[Element data from apps and pages]
○ ○ ○

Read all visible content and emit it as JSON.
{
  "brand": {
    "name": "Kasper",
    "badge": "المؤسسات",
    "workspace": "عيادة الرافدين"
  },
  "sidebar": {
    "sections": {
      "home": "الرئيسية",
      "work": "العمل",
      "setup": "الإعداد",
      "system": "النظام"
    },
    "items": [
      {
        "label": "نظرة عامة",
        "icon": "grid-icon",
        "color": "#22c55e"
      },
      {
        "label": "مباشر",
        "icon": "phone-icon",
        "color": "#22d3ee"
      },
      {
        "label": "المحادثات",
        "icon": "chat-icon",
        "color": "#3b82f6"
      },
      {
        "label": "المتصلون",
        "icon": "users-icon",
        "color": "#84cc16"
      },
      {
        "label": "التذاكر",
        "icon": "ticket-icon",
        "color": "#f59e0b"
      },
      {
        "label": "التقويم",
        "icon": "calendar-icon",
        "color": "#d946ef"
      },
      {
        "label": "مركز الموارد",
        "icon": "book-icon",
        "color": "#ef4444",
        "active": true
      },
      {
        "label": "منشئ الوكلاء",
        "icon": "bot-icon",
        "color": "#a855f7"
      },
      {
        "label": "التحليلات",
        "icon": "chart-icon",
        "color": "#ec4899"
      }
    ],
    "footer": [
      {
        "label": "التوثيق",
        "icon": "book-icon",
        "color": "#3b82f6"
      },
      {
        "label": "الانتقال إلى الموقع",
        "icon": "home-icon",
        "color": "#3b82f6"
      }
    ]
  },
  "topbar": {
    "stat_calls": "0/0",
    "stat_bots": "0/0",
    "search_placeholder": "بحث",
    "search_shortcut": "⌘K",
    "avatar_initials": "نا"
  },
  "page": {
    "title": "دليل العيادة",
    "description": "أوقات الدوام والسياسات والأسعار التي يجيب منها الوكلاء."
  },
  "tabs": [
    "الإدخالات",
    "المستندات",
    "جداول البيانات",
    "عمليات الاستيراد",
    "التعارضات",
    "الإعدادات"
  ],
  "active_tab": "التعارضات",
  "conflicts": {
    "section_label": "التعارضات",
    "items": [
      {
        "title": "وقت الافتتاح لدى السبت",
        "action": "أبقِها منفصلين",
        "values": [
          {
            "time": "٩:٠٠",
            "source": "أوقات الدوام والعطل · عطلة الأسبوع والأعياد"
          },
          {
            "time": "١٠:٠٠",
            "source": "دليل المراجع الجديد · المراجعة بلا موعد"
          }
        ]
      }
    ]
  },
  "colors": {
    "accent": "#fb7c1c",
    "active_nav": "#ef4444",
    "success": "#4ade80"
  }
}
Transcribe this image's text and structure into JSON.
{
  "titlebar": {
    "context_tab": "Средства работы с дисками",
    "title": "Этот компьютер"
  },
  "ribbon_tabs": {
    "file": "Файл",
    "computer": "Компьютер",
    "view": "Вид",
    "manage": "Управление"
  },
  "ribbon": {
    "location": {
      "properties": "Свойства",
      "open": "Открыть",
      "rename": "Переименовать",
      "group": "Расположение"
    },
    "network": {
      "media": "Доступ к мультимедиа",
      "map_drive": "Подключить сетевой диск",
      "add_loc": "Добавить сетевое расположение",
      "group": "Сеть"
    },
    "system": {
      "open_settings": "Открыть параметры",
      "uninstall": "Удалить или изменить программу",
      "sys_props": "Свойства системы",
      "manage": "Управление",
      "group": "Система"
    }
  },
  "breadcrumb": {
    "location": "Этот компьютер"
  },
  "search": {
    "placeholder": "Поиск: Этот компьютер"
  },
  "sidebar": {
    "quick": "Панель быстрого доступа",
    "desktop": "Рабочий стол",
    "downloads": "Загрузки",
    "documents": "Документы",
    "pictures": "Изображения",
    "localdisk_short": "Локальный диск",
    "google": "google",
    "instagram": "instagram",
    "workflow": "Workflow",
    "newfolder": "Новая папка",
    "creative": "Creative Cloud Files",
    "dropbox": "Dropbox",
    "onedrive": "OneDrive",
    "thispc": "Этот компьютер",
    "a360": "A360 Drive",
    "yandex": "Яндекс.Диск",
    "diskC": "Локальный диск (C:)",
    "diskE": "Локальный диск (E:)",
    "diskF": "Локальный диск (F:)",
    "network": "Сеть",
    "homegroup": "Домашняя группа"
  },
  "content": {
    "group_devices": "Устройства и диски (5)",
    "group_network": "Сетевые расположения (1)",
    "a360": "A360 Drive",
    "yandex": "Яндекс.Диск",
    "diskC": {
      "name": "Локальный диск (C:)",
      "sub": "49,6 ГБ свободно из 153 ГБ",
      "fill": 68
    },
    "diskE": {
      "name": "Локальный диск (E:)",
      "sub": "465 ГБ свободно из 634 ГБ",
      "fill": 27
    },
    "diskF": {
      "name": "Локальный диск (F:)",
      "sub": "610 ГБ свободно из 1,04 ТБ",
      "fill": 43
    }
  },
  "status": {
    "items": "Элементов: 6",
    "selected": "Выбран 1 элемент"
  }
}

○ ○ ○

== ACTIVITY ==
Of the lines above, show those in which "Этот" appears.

== EXERCISE RESULT ==
    "title": "Этот компьютер"
    "location": "Этот компьютер"
    "placeholder": "Поиск: Этот компьютер"
    "thispc": "Этот компьютер",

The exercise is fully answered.